**WORK REQUEST:** Please return the records below exactly as they stand.

EXERCISE MATERIALS below:

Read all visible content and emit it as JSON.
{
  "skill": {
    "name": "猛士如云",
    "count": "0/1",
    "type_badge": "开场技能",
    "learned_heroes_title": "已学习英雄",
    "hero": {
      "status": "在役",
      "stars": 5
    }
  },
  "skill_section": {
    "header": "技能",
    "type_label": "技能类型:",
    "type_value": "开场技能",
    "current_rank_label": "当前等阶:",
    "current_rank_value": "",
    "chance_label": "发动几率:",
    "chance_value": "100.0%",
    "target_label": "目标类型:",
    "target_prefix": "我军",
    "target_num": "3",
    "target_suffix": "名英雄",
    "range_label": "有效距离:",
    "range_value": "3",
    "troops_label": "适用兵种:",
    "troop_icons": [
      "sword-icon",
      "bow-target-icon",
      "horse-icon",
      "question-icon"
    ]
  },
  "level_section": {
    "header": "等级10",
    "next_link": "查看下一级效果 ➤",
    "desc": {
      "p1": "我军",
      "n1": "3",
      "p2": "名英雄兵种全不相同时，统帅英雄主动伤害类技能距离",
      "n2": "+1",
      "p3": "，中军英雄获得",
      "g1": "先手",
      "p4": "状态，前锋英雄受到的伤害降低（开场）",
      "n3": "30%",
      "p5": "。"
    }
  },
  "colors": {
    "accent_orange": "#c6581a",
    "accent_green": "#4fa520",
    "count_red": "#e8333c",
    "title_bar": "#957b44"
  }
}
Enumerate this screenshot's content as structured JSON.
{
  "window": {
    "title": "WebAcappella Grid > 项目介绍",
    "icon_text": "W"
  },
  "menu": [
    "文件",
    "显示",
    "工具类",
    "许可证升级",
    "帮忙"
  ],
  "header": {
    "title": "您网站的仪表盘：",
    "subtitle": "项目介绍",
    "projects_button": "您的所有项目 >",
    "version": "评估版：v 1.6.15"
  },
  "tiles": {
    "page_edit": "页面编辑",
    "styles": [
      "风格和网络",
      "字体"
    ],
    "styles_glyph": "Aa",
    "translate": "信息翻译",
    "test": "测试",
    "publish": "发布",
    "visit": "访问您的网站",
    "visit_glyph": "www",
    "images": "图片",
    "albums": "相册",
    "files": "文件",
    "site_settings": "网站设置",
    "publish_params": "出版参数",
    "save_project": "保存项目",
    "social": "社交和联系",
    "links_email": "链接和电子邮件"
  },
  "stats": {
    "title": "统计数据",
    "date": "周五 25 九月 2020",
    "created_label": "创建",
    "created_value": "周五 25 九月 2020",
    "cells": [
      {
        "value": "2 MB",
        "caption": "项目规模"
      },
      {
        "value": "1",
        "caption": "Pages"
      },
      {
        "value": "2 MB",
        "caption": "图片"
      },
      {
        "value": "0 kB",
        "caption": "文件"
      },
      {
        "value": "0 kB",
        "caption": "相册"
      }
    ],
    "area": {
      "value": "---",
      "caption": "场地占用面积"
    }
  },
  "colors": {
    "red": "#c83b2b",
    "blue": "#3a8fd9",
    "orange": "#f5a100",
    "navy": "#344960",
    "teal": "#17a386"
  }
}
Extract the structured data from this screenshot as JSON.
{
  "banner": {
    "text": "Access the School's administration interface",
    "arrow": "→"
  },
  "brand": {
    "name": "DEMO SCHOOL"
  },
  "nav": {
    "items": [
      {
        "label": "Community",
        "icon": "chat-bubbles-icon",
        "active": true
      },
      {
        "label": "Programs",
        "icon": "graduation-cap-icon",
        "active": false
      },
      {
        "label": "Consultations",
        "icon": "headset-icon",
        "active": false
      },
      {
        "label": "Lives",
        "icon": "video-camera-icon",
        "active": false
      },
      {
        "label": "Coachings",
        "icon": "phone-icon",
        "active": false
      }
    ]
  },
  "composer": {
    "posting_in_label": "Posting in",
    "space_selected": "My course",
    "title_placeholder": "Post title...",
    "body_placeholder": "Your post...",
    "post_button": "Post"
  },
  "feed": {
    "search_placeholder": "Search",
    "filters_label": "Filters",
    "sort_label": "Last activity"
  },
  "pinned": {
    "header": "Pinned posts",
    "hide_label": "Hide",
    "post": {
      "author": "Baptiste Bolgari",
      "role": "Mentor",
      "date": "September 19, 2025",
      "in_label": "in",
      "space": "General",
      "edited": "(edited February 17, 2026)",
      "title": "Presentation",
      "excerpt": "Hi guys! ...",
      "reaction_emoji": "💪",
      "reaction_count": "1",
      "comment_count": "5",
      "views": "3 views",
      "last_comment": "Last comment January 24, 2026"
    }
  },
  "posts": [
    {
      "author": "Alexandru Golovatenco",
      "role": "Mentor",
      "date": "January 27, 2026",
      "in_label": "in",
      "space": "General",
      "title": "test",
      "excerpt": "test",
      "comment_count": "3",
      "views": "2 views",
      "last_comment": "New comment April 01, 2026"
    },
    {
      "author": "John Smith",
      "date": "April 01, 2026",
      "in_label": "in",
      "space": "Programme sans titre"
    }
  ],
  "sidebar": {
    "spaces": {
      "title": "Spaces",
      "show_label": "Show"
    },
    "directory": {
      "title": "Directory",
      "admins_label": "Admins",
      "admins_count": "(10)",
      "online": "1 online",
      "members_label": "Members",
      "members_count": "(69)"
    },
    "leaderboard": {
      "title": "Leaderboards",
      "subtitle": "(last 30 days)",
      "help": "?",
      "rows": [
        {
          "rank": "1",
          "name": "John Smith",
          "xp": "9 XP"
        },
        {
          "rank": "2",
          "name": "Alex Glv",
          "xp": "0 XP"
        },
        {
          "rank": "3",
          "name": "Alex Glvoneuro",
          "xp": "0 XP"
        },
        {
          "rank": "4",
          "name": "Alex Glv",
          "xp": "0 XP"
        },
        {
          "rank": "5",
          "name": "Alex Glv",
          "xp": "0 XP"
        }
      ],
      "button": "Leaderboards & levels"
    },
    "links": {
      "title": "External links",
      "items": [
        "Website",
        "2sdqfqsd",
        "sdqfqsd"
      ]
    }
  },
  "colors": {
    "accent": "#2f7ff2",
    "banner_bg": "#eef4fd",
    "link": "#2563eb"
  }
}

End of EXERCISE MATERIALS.

**ANSWER TO THE EXERCISE:**
Read all visible content and emit it as JSON.
{
  "skill": {
    "name": "猛士如云",
    "count": "0/1",
    "type_badge": "开场技能",
    "learned_heroes_title": "已学习英雄",
    "hero": {
      "status": "在役",
      "stars": 5
    }
  },
  "skill_section": {
    "header": "技能",
    "type_label": "技能类型:",
    "type_value": "开场技能",
    "current_rank_label": "当前等阶:",
    "current_rank_value": "",
    "chance_label": "发动几率:",
    "chance_value": "100.0%",
    "target_label": "目标类型:",
    "target_prefix": "我军",
    "target_num": "3",
    "target_suffix": "名英雄",
    "range_label": "有效距离:",
    "range_value": "3",
    "troops_label": "适用兵种:",
    "troop_icons": [
      "sword-icon",
      "bow-target-icon",
      "horse-icon",
      "question-icon"
    ]
  },
  "level_section": {
    "header": "等级10",
    "next_link": "查看下一级效果 ➤",
    "desc": {
      "p1": "我军",
      "n1": "3",
      "p2": "名英雄兵种全不相同时，统帅英雄主动伤害类技能距离",
      "n2": "+1",
      "p3": "，中军英雄获得",
      "g1": "先手",
      "p4": "状态，前锋英雄受到的伤害降低（开场）",
      "n3": "30%",
      "p5": "。"
    }
  },
  "colors": {
    "accent_orange": "#c6581a",
    "accent_green": "#4fa520",
    "count_red": "#e8333c",
    "title_bar": "#957b44"
  }
}
Enumerate this screenshot's content as structured JSON.
{
  "window": {
    "title": "WebAcappella Grid > 项目介绍",
    "icon_text": "W"
  },
  "menu": [
    "文件",
    "显示",
    "工具类",
    "许可证升级",
    "帮忙"
  ],
  "header": {
    "title": "您网站的仪表盘：",
    "subtitle": "项目介绍",
    "projects_button": "您的所有项目 >",
    "version": "评估版：v 1.6.15"
  },
  "tiles": {
    "page_edit": "页面编辑",
    "styles": [
      "风格和网络",
      "字体"
    ],
    "styles_glyph": "Aa",
    "translate": "信息翻译",
    "test": "测试",
    "publish": "发布",
    "visit": "访问您的网站",
    "visit_glyph": "www",
    "images": "图片",
    "albums": "相册",
    "files": "文件",
    "site_settings": "网站设置",
    "publish_params": "出版参数",
    "save_project": "保存项目",
    "social": "社交和联系",
    "links_email": "链接和电子邮件"
  },
  "stats": {
    "title": "统计数据",
    "date": "周五 25 九月 2020",
    "created_label": "创建",
    "created_value": "周五 25 九月 2020",
    "cells": [
      {
        "value": "2 MB",
        "caption": "项目规模"
      },
      {
        "value": "1",
        "caption": "Pages"
      },
      {
        "value": "2 MB",
        "caption": "图片"
      },
      {
        "value": "0 kB",
        "caption": "文件"
      },
      {
        "value": "0 kB",
        "caption": "相册"
      }
    ],
    "area": {
      "value": "---",
      "caption": "场地占用面积"
    }
  },
  "colors": {
    "red": "#c83b2b",
    "blue": "#3a8fd9",
    "orange": "#f5a100",
    "navy": "#344960",
    "teal": "#17a386"
  }
}
Extract the structured data from this screenshot as JSON.
{
  "banner": {
    "text": "Access the School's administration interface",
    "arrow": "→"
  },
  "brand": {
    "name": "DEMO SCHOOL"
  },
  "nav": {
    "items": [
      {
        "label": "Community",
        "icon": "chat-bubbles-icon",
        "active": true
      },
      {
        "label": "Programs",
        "icon": "graduation-cap-icon",
        "active": false
      },
      {
        "label": "Consultations",
        "icon": "headset-icon",
        "active": false
      },
      {
        "label": "Lives",
        "icon": "video-camera-icon",
        "active": false
      },
      {
        "label": "Coachings",
        "icon": "phone-icon",
        "active": false
      }
    ]
  },
  "composer": {
    "posting_in_label": "Posting in",
    "space_selected": "My course",
    "title_placeholder": "Post title...",
    "body_placeholder": "Your post...",
    "post_button": "Post"
  },
  "feed": {
    "search_placeholder": "Search",
    "filters_label": "Filters",
    "sort_label": "Last activity"
  },
  "pinned": {
    "header": "Pinned posts",
    "hide_label": "Hide",
    "post": {
      "author": "Baptiste Bolgari",
      "role": "Mentor",
      "date": "September 19, 2025",
      "in_label": "in",
      "space": "General",
      "edited": "(edited February 17, 2026)",
      "title": "Presentation",
      "excerpt": "Hi guys! ...",
      "reaction_emoji": "💪",
      "reaction_count": "1",
      "comment_count": "5",
      "views": "3 views",
      "last_comment": "Last comment January 24, 2026"
    }
  },
  "posts": [
    {
      "author": "Alexandru Golovatenco",
      "role": "Mentor",
      "date": "January 27, 2026",
      "in_label": "in",
      "space": "General",
      "title": "test",
      "excerpt": "test",
      "comment_count": "3",
      "views": "2 views",
      "last_comment": "New comment April 01, 2026"
    },
    {
      "author": "John Smith",
      "date": "April 01, 2026",
      "in_label": "in",
      "space": "Programme sans titre"
    }
  ],
  "sidebar": {
    "spaces": {
      "title": "Spaces",
      "show_label": "Show"
    },
    "directory": {
      "title": "Directory",
      "admins_label": "Admins",
      "admins_count": "(10)",
      "online": "1 online",
      "members_label": "Members",
      "members_count": "(69)"
    },
    "leaderboard": {
      "title": "Leaderboards",
      "subtitle": "(last 30 days)",
      "help": "?",
      "rows": [
        {
          "rank": "1",
          "name": "John Smith",
          "xp": "9 XP"
        },
        {
          "rank": "2",
          "name": "Alex Glv",
          "xp": "0 XP"
        },
        {
          "rank": "3",
          "name": "Alex Glvoneuro",
          "xp": "0 XP"
        },
        {
          "rank": "4",
          "name": "Alex Glv",
          "xp": "0 XP"
        },
        {
          "rank": "5",
          "name": "Alex Glv",
          "xp": "0 XP"
        }
      ],
      "button": "Leaderboards & levels"
    },
    "links": {
      "title": "External links",
      "items": [
        "Website",
        "2sdqfqsd",
        "sdqfqsd"
      ]
    }
  },
  "colors": {
    "accent": "#2f7ff2",
    "banner_bg": "#eef4fd",
    "link": "#2563eb"
  }
}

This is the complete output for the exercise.